From that moment on, I felt no fear. It didn’t matter if I lived or died. I still believed none of us would survive. I just prayed, “God, don’t let another one of my soldiers die.”
As we loaded up our vehicle to go back into the city, one of my men, Brad Thomas, came to me. He said, “Sergeant, I can’t go out there. I’ve got a wife and family back home. I can’t go. I know I’ll die.”
I said, “Brad I know you’re scared. I’m scared. We’re all afraid. In fact if you’re not afraid there’s something psychologically wrong. But, Brad, don’t think of yourself as a coward because you’re scared. The difference between a hero and a coward is not fear but what you do with the fear. I won’t make you go, but I need you.”
I left him along and got into my vehicle. In the rear view mirror, I watched Brad pick up his weapon. He got back into his vehicle fully expecting to die. He was willing to give his life for the mission. I felt my heart swell with pride as I drove out the gate.
We drove out of our base a second time. The Somalis were setting up road blocks and burning tires at every intersection. They fired their weapons and grenade launchers not ten feet away. Miraculously, none of my men were killed.
Soon we met a group of Rangers whose vehicles were badly shot up. Several had been killed, others wounded. Their vehicles were non-operational, so we loaded them on ours and took them back to the base.

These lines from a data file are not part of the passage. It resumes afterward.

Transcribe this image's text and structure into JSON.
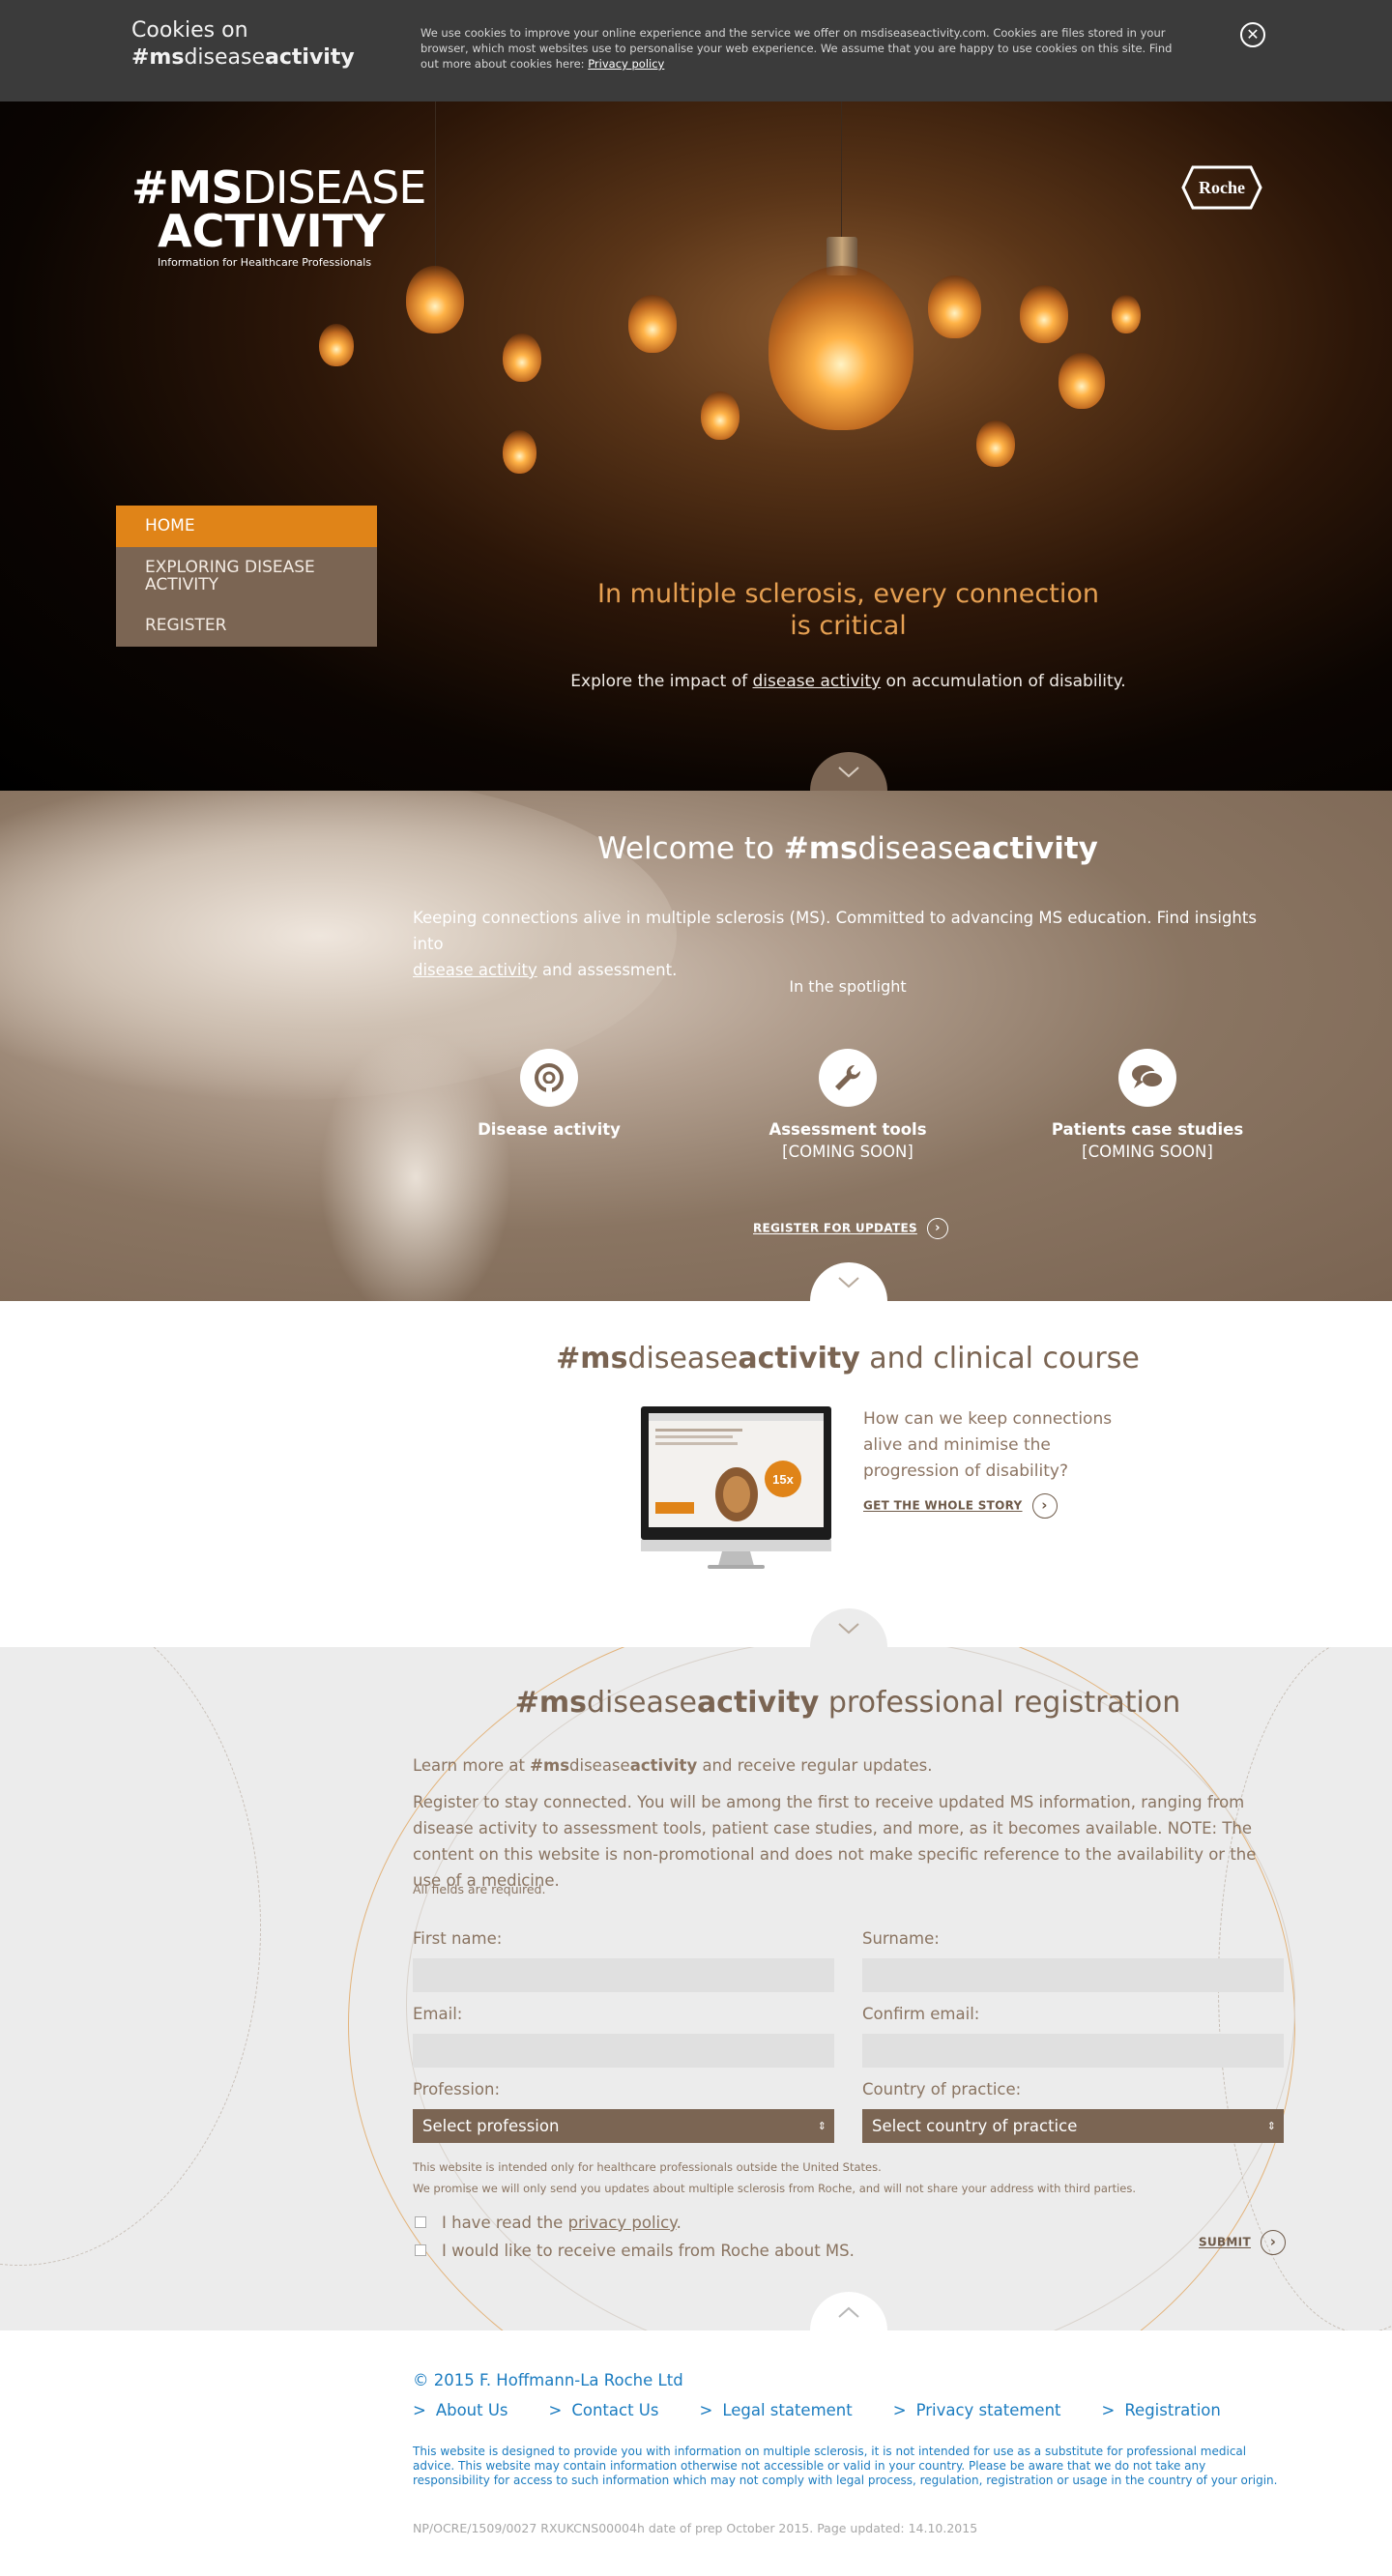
{
  "cookie": {
    "title_line1": "Cookies on",
    "title_brand_prefix": "#ms",
    "title_brand_mid": "disease",
    "title_brand_bold": "activity",
    "text": "We use cookies to improve your online experience and the service we offer on msdiseaseactivity.com. Cookies are files stored in your browser, which most websites use to personalise your web experience. We assume that you are happy to use cookies on this site. Find out more about cookies here: ",
    "link": "Privacy policy",
    "close_icon": "close-icon"
  },
  "header": {
    "logo_hash": "#",
    "logo_ms": "MS",
    "logo_disease": "DISEASE",
    "logo_activity": "ACTIVITY",
    "logo_tagline": "Information for Healthcare Professionals",
    "roche_logo": "Roche"
  },
  "nav": {
    "items": [
      {
        "label": "HOME"
      },
      {
        "label": "EXPLORING DISEASE ACTIVITY"
      },
      {
        "label": "REGISTER"
      }
    ]
  },
  "hero": {
    "headline_line1": "In multiple sclerosis, every connection",
    "headline_line2": "is critical",
    "sub_prefix": "Explore the impact of ",
    "sub_link": "disease activity",
    "sub_suffix": " on accumulation of disability."
  },
  "welcome": {
    "title_prefix": "Welcome to ",
    "title_ms": "#ms",
    "title_disease": "disease",
    "title_activity": "activity",
    "text_line1": "Keeping connections alive in multiple sclerosis (MS). Committed to advancing MS education. Find insights into",
    "text_link": "disease activity",
    "text_suffix": " and assessment.",
    "spotlight": "In the spotlight",
    "items": [
      {
        "label": "Disease activity",
        "sub": "",
        "icon": "target-icon"
      },
      {
        "label": "Assessment tools",
        "sub": "[COMING SOON]",
        "icon": "wrench-icon"
      },
      {
        "label": "Patients case studies",
        "sub": "[COMING SOON]",
        "icon": "chat-bubbles-icon"
      }
    ],
    "register_link": "REGISTER FOR UPDATES"
  },
  "clinical": {
    "title_ms": "#ms",
    "title_disease": "disease",
    "title_activity": "activity",
    "title_suffix": " and clinical course",
    "text": "How can we keep connections alive and minimise the progression of disability?",
    "link": "GET THE WHOLE STORY",
    "monitor_badge": "15x"
  },
  "registration": {
    "title_ms": "#ms",
    "title_disease": "disease",
    "title_activity": "activity",
    "title_suffix": " professional registration",
    "p1_prefix": "Learn more at ",
    "p1_ms": "#ms",
    "p1_disease": "disease",
    "p1_activity": "activity",
    "p1_suffix": " and receive regular updates.",
    "p2": "Register to stay connected. You will be among the first to receive updated MS information, ranging from disease activity to assessment tools, patient case studies, and more, as it becomes available. NOTE: The content on this website is non-promotional and does not make specific reference to the availability or the use of a medicine.",
    "required": "All fields are required.",
    "first_name_label": "First name:",
    "surname_label": "Surname:",
    "email_label": "Email:",
    "confirm_email_label": "Confirm email:",
    "profession_label": "Profession:",
    "country_label": "Country of practice:",
    "profession_select": "Select profession",
    "country_select": "Select country of practice",
    "note1": "This website is intended only for healthcare professionals outside the United States.",
    "note2": "We promise we will only send you updates about multiple sclerosis from Roche, and will not share your address with third parties.",
    "check1_prefix": "I have read the ",
    "check1_link": "privacy policy",
    "check1_suffix": ".",
    "check2": "I would like to receive emails from Roche about MS.",
    "submit": "SUBMIT"
  },
  "footer": {
    "copyright": "© 2015 F. Hoffmann-La Roche Ltd",
    "links": [
      "About Us",
      "Contact Us",
      "Legal statement",
      "Privacy statement",
      "Registration"
    ],
    "link_marker": ">",
    "disclaimer": "This website is designed to provide you with information on multiple sclerosis, it is not intended for use as a substitute for professional medical advice. This website may contain information otherwise not accessible or valid in your country. Please be aware that we do not take any responsibility for access to such information which may not comply with legal process, regulation, registration or usage in the country of your origin.",
    "np_code": "NP/OCRE/1509/0027 RXUKCNS00004h date of prep October 2015. Page updated: 14.10.2015"
  },
  "colors": {
    "accent_orange": "#e08418",
    "brand_brown": "#7b6553",
    "footer_blue": "#1b7cc0"
  }
}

I thought, "We’re safe, we’ve gotten everybody out. We’re okay!"